Cirrhosis, a condition in which the liver thickens with scar tissue, is the most common precursor to liver cancer. Common causes of liver cirrhosis are hepatitis, specifically the hepatitis C virus, and heavy alcohol use, whether that’s binge drinking or consuming two or more drinks a day on a regular basis.
Another condition that increases the risk of cirrhosis is Nonalcoholic Steatohepatitis, or NASH. NASH, a fatty liver disease, is becoming increasingly common due to the rising obesity rate in the U.S.
Who should get screened for liver cancer?
- Anyone diagnosed with hepatitis B or
- Anyone diagnosed with cirrhosis of the liver caused by alcoholism.
- Patients who are obese.
- Patients who have type 2 diabetes.
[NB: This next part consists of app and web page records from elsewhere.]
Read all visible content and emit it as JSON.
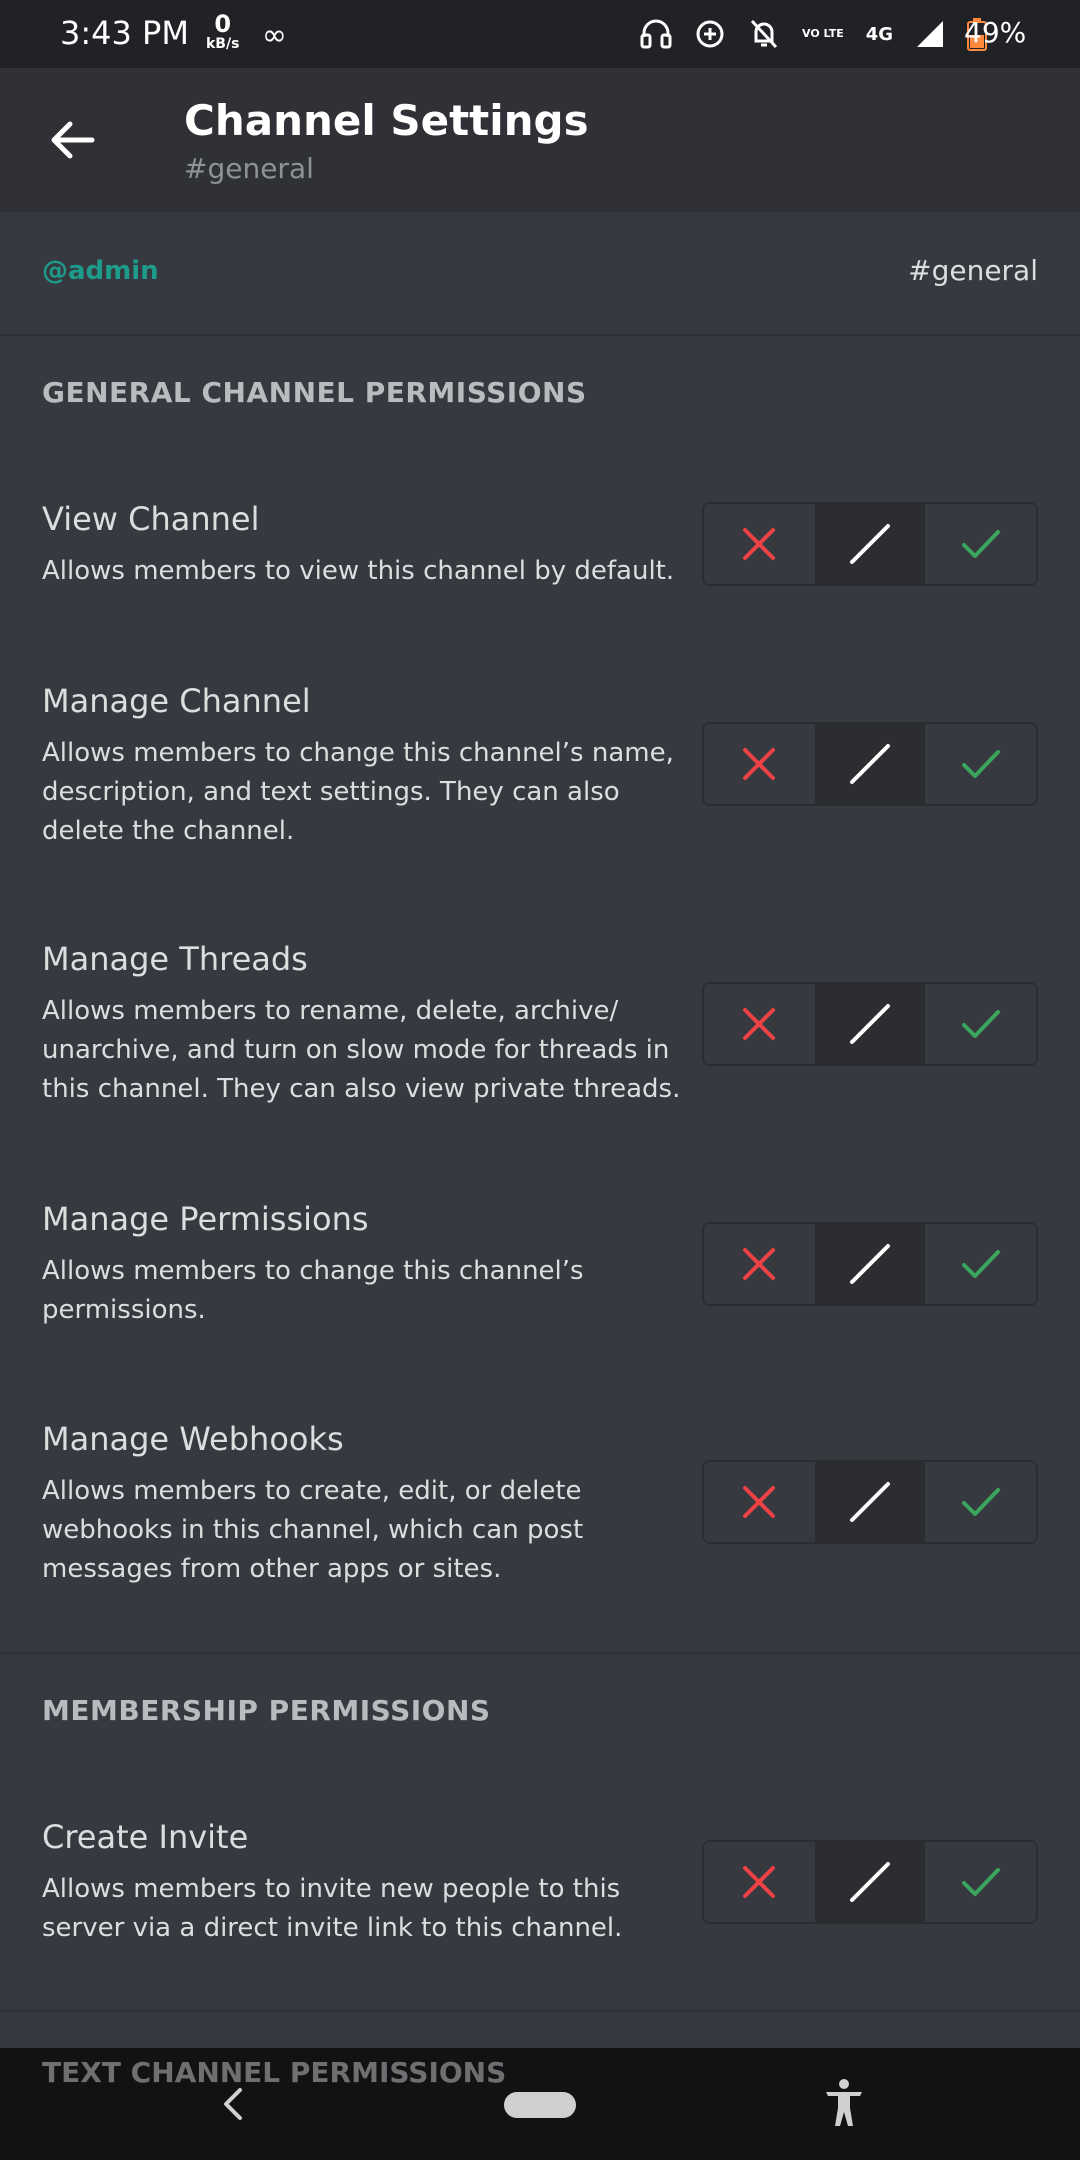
{
  "status_bar": {
    "time": "3:43 PM",
    "net_speed_value": "0",
    "net_speed_unit": "kB/s",
    "network": "4G",
    "volte": "VO LTE",
    "battery": "49%"
  },
  "header": {
    "title": "Channel Settings",
    "subtitle": "#general"
  },
  "target": {
    "role": "@admin",
    "channel": "#general"
  },
  "sections": {
    "general_title": "GENERAL CHANNEL PERMISSIONS",
    "membership_title": "MEMBERSHIP PERMISSIONS",
    "text_title": "TEXT CHANNEL PERMISSIONS"
  },
  "permissions": [
    {
      "name": "View Channel",
      "desc": "Allows members to view this channel by default.",
      "state": "neutral"
    },
    {
      "name": "Manage Channel",
      "desc": "Allows members to change this channel’s name, description, and text settings. They can also delete the channel.",
      "state": "neutral"
    },
    {
      "name": "Manage Threads",
      "desc": "Allows members to rename, delete, archive/ unarchive, and turn on slow mode for threads in this channel. They can also view private threads.",
      "state": "neutral"
    },
    {
      "name": "Manage Permissions",
      "desc": "Allows members to change this channel’s permissions.",
      "state": "neutral"
    },
    {
      "name": "Manage Webhooks",
      "desc": "Allows members to create, edit, or delete webhooks in this channel, which can post messages from other apps or sites.",
      "state": "neutral"
    },
    {
      "name": "Create Invite",
      "desc": "Allows members to invite new people to this server via a direct invite link to this channel.",
      "state": "neutral"
    }
  ],
  "colors": {
    "deny": "#ed4245",
    "allow": "#3ba55d",
    "role": "#1e9b8a"
  },
  "icons": {
    "back": "arrow-left-icon",
    "deny": "x-icon",
    "neutral": "slash-icon",
    "allow": "check-icon"
  }
}
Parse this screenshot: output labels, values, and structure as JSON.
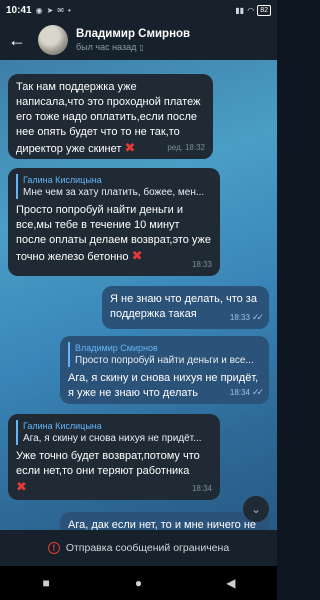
{
  "status_bar": {
    "time": "10:41",
    "battery": "82"
  },
  "header": {
    "contact_name": "Владимир Смирнов",
    "last_seen": "был час назад"
  },
  "messages": [
    {
      "type": "in",
      "text": "Так нам поддержка уже написала,что это проходной платеж его тоже надо оплатить,если после нее опять будет что то не так,то директор уже скинет",
      "edited_label": "ред.",
      "time": "18:32"
    },
    {
      "type": "in",
      "quote_name": "Галина Кислицына",
      "quote_text": "Мне чем за хату платить, божее, мен...",
      "text": "Просто попробуй найти деньги и все,мы тебе в течение 10 минут после оплаты делаем возврат,это уже точно железо бетонно",
      "time": "18:33"
    },
    {
      "type": "out",
      "text": "Я не знаю что делать, что за поддержка такая",
      "time": "18:33"
    },
    {
      "type": "out",
      "quote_name": "Владимир Смирнов",
      "quote_text": "Просто попробуй найти деньги и все...",
      "text": "Ага, я скину и снова нихуя не придёт, я уже не знаю что делать",
      "time": "18:34"
    },
    {
      "type": "in",
      "quote_name": "Галина Кислицына",
      "quote_text": "Ага, я скину и снова нихуя не придёт...",
      "text": "Уже точно будет возврат,потому что если нет,то они теряют работника",
      "time": "18:34"
    },
    {
      "type": "out",
      "text": "Ага, дак если нет, то и мне ничего не"
    }
  ],
  "restricted_bar": {
    "text": "Отправка сообщений ограничена"
  },
  "icons": {
    "back": "back-arrow-icon",
    "cross": "red-cross-mark",
    "scroll": "chevron-down-icon"
  },
  "colors": {
    "header_bg": "#17212b",
    "incoming_bubble": "#1f2a35",
    "outgoing_bubble": "#2b5278",
    "quote_accent": "#64b5f6",
    "warning_red": "#e53935"
  }
}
- People of Asian descent may also want to get screened due to higher rates of hepatitis in some populations. It’s possible to have hepatitis and not know it, so it may be worth getting screened if you haven’t been diagnosed.
“The only way to get the upper hand on liver cancer is early diagnosis,” says Dr. Genyk.
How do I get screened?
The screening process is simple and non-invasive. Your doctor will perform a liver ultrasound, which is a non-invasive screening used to detect cysts, obstructions, or infections in the liver, as well as cancer. If abnormalities on the ultrasound appear, then additional tests, such as a CT scan or MRI, will be ordered. A test may be given for alpha-fetoprotein, the tumor marker.
What are the treatment options for liver cancer?
If a patient does not have cirrhosis of the liver, it is possible to treat the cancer with radiofrequency ablation, a minimally invasive treatment that involves creating a small area of heat in a tumor in order to destroy it. However, the most successful way for treating liver cancer is with a liver transplant. Today, liver cancer survivors have more than a 90 percent survival rate in the first year, around 80 percent within three years, and 70 percent at five years or more. Dr. Genyk has had remarkable success with partial liver transplants from live donors who are related to the patient.
If you think you might be at risk, talk to your doctor about a liver screening.
Schedule a visit with one of the world-renowned specialists at the USC Transplant Institute of Keck Medicine of USC to learn more about screenings and how they might benefit you. If you are in the Los Angeles area, make an appointment by calling (800) USC-CARE (800-872-2273) or visiting https://www.keckmedicine.org/request-an-appointment/.
By Heidi Tyline King